Black is the absence of all reflective colors, and when the three primary colors (red, yellow, and blue) are combined in just the right way, they give off the appearance of black.
We set off to find out more about the predominant colors in our black Crayola marker, and to do this we had to separate the colors. The chemical technique used to separate dyes, pigments, or colored chemicals is known as chromatography.
This activity can take anywhere from 5 minutes to 25 minutes, depending on how much experimenting your child wants to do, and it’s appropriate for kids ages 2 and up. It’s so simple to do, and would be a natural addition to a morning or afternoon of drawing with markers.
- White paper towels or white coffee filters
- A Plate
- Black marker/s
- Water Dropper
We started by drawing a big quarter-sized dot on the paper towel, and then squeezed water on top of it. The colors that are released into the paper towel give you some clues as to what goes in to your black. In our case, there was a lot of green.
After the black marker test, 3-year old N wanted to test the rest of her markers.
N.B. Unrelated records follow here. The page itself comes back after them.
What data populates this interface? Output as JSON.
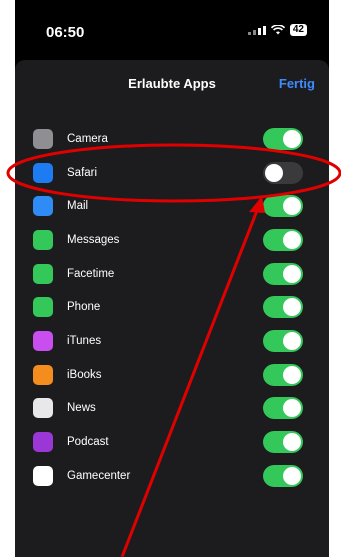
{
  "status": {
    "time": "06:50",
    "battery": "42"
  },
  "header": {
    "title": "Erlaubte Apps",
    "done": "Fertig"
  },
  "apps": [
    {
      "label": "Camera",
      "icon": "camera-icon",
      "color": "#8e8e93",
      "on": true
    },
    {
      "label": "Safari",
      "icon": "safari-icon",
      "color": "#1e7cf2",
      "on": false
    },
    {
      "label": "Mail",
      "icon": "mail-icon",
      "color": "#2f8cf7",
      "on": true
    },
    {
      "label": "Messages",
      "icon": "messages-icon",
      "color": "#34c759",
      "on": true
    },
    {
      "label": "Facetime",
      "icon": "facetime-icon",
      "color": "#34c759",
      "on": true
    },
    {
      "label": "Phone",
      "icon": "phone-icon",
      "color": "#34c759",
      "on": true
    },
    {
      "label": "iTunes",
      "icon": "itunes-icon",
      "color": "#c84ef0",
      "on": true
    },
    {
      "label": "iBooks",
      "icon": "ibooks-icon",
      "color": "#f58d1e",
      "on": true
    },
    {
      "label": "News",
      "icon": "news-icon",
      "color": "#e8e8ea",
      "on": true
    },
    {
      "label": "Podcast",
      "icon": "podcast-icon",
      "color": "#9b37d6",
      "on": true
    },
    {
      "label": "Gamecenter",
      "icon": "gamecenter-icon",
      "color": "#ffffff",
      "on": true
    }
  ],
  "colors": {
    "accent": "#3d8bfd",
    "toggle_on": "#34c759",
    "annotation": "#e00000"
  }
}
She made a lot of predictions, and they all came out as expected (yellow appeared to be yellow and green was made from green dyes).
The red and pink, however, stumped her as they both released a pink color.
For older kids, this slightly more advanced version of our kitchen experiment from Science Project Lab has some pretty cool results.
Kids will be amazed at the rainbow of colors released by leaves in this chromatography experiment shared over on TLC Family.
I like this coffee filter chromatography project from Kids Make Things.